What is required:
Reply with only a number, the count of lines in the listing that include the word "imagem".

◆ ◆ ◆ ◆ ◆ ◆ ◆

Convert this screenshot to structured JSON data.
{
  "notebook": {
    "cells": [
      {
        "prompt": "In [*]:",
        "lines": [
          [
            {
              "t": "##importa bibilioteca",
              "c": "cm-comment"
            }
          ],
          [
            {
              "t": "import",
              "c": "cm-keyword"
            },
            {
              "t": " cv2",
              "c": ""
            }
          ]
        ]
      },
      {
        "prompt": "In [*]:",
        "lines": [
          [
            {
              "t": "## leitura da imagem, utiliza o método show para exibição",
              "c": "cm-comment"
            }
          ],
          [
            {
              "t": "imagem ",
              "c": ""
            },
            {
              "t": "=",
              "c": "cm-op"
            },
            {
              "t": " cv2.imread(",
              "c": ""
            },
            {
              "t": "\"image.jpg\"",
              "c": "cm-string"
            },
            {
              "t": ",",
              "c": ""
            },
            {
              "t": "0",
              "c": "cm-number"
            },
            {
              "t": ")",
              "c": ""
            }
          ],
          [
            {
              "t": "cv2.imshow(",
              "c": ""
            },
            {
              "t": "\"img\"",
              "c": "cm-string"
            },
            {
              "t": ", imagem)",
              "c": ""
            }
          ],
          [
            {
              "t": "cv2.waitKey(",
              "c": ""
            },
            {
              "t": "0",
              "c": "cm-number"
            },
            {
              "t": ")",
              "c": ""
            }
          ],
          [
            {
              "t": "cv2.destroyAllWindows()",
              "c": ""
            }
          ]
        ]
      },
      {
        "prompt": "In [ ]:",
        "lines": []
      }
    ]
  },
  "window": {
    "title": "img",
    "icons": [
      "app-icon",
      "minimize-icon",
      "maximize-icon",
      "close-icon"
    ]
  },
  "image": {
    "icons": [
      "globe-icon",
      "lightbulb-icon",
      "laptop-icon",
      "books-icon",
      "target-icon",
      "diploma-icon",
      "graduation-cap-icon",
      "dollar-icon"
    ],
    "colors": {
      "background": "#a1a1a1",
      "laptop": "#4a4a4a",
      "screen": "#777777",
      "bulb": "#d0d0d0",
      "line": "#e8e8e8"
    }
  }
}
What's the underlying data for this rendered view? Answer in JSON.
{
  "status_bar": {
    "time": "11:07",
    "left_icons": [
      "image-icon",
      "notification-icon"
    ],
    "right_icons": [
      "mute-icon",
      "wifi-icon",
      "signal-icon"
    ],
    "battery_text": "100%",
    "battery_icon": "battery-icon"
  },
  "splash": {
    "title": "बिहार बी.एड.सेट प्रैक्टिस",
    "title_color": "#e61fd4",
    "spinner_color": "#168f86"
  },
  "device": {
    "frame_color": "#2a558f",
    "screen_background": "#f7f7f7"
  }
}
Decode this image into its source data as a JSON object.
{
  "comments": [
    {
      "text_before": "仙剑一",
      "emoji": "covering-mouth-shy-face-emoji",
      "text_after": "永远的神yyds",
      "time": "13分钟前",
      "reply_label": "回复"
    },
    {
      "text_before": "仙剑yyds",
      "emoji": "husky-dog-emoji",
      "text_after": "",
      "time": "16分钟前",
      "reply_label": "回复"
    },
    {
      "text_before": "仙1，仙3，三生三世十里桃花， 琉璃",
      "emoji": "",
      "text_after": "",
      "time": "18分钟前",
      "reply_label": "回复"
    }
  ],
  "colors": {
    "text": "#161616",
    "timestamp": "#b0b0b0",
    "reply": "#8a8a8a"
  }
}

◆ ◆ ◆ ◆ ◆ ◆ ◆

Answer space:
3